**About this exercise:** Each entry listed below should be reproduced word for word.

**Input material:**

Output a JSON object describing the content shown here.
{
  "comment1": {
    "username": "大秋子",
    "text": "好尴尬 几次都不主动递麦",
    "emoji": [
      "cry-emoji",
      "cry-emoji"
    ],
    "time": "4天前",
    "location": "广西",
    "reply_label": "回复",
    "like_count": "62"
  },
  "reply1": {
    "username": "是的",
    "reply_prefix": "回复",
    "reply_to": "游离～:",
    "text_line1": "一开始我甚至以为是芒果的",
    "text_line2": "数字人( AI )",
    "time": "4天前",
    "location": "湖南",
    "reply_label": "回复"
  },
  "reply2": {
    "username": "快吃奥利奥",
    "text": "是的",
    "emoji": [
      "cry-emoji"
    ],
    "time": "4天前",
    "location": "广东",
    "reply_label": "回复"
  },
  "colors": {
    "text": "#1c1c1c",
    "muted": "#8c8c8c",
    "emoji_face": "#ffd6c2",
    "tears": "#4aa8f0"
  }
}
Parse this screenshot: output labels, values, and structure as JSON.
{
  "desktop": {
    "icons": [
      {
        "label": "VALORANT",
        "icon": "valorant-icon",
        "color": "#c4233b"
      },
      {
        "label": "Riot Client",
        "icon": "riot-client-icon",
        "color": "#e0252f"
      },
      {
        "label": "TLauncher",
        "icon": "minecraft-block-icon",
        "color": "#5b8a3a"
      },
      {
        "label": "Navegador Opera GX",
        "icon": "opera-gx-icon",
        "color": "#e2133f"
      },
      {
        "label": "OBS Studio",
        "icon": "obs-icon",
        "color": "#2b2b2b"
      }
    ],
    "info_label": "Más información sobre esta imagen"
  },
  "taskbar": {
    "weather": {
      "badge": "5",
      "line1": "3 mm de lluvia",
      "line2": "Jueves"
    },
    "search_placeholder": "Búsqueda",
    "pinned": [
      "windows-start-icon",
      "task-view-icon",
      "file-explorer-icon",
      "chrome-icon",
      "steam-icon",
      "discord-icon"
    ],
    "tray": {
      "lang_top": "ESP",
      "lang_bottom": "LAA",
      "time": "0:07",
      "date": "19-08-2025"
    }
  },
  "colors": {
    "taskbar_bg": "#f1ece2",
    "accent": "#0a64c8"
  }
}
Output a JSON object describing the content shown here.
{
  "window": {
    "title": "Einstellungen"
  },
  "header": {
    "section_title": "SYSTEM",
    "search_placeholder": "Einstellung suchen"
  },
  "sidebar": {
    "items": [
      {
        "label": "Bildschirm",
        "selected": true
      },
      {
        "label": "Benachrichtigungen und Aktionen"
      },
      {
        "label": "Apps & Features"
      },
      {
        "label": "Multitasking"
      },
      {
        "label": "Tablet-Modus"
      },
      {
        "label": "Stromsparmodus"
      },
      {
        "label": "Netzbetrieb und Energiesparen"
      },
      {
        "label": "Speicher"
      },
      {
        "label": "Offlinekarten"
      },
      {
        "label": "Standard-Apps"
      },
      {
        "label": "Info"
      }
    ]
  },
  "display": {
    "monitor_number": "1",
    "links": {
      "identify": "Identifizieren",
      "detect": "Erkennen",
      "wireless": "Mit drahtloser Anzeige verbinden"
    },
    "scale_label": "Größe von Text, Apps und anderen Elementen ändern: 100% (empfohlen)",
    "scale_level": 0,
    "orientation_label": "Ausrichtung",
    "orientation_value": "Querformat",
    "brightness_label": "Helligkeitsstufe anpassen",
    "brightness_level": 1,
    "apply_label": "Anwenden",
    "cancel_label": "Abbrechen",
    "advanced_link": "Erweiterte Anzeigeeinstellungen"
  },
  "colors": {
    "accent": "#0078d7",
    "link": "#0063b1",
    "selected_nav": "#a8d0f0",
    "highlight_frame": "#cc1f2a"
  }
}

**Written response:**
Output a JSON object describing the content shown here.
{
  "comment1": {
    "username": "大秋子",
    "text": "好尴尬 几次都不主动递麦",
    "emoji": [
      "cry-emoji",
      "cry-emoji"
    ],
    "time": "4天前",
    "location": "广西",
    "reply_label": "回复",
    "like_count": "62"
  },
  "reply1": {
    "username": "是的",
    "reply_prefix": "回复",
    "reply_to": "游离～:",
    "text_line1": "一开始我甚至以为是芒果的",
    "text_line2": "数字人( AI )",
    "time": "4天前",
    "location": "湖南",
    "reply_label": "回复"
  },
  "reply2": {
    "username": "快吃奥利奥",
    "text": "是的",
    "emoji": [
      "cry-emoji"
    ],
    "time": "4天前",
    "location": "广东",
    "reply_label": "回复"
  },
  "colors": {
    "text": "#1c1c1c",
    "muted": "#8c8c8c",
    "emoji_face": "#ffd6c2",
    "tears": "#4aa8f0"
  }
}
Parse this screenshot: output labels, values, and structure as JSON.
{
  "desktop": {
    "icons": [
      {
        "label": "VALORANT",
        "icon": "valorant-icon",
        "color": "#c4233b"
      },
      {
        "label": "Riot Client",
        "icon": "riot-client-icon",
        "color": "#e0252f"
      },
      {
        "label": "TLauncher",
        "icon": "minecraft-block-icon",
        "color": "#5b8a3a"
      },
      {
        "label": "Navegador Opera GX",
        "icon": "opera-gx-icon",
        "color": "#e2133f"
      },
      {
        "label": "OBS Studio",
        "icon": "obs-icon",
        "color": "#2b2b2b"
      }
    ],
    "info_label": "Más información sobre esta imagen"
  },
  "taskbar": {
    "weather": {
      "badge": "5",
      "line1": "3 mm de lluvia",
      "line2": "Jueves"
    },
    "search_placeholder": "Búsqueda",
    "pinned": [
      "windows-start-icon",
      "task-view-icon",
      "file-explorer-icon",
      "chrome-icon",
      "steam-icon",
      "discord-icon"
    ],
    "tray": {
      "lang_top": "ESP",
      "lang_bottom": "LAA",
      "time": "0:07",
      "date": "19-08-2025"
    }
  },
  "colors": {
    "taskbar_bg": "#f1ece2",
    "accent": "#0a64c8"
  }
}
Output a JSON object describing the content shown here.
{
  "window": {
    "title": "Einstellungen"
  },
  "header": {
    "section_title": "SYSTEM",
    "search_placeholder": "Einstellung suchen"
  },
  "sidebar": {
    "items": [
      {
        "label": "Bildschirm",
        "selected": true
      },
      {
        "label": "Benachrichtigungen und Aktionen"
      },
      {
        "label": "Apps & Features"
      },
      {
        "label": "Multitasking"
      },
      {
        "label": "Tablet-Modus"
      },
      {
        "label": "Stromsparmodus"
      },
      {
        "label": "Netzbetrieb und Energiesparen"
      },
      {
        "label": "Speicher"
      },
      {
        "label": "Offlinekarten"
      },
      {
        "label": "Standard-Apps"
      },
      {
        "label": "Info"
      }
    ]
  },
  "display": {
    "monitor_number": "1",
    "links": {
      "identify": "Identifizieren",
      "detect": "Erkennen",
      "wireless": "Mit drahtloser Anzeige verbinden"
    },
    "scale_label": "Größe von Text, Apps und anderen Elementen ändern: 100% (empfohlen)",
    "scale_level": 0,
    "orientation_label": "Ausrichtung",
    "orientation_value": "Querformat",
    "brightness_label": "Helligkeitsstufe anpassen",
    "brightness_level": 1,
    "apply_label": "Anwenden",
    "cancel_label": "Abbrechen",
    "advanced_link": "Erweiterte Anzeigeeinstellungen"
  },
  "colors": {
    "accent": "#0078d7",
    "link": "#0063b1",
    "selected_nav": "#a8d0f0",
    "highlight_frame": "#cc1f2a"
  }
}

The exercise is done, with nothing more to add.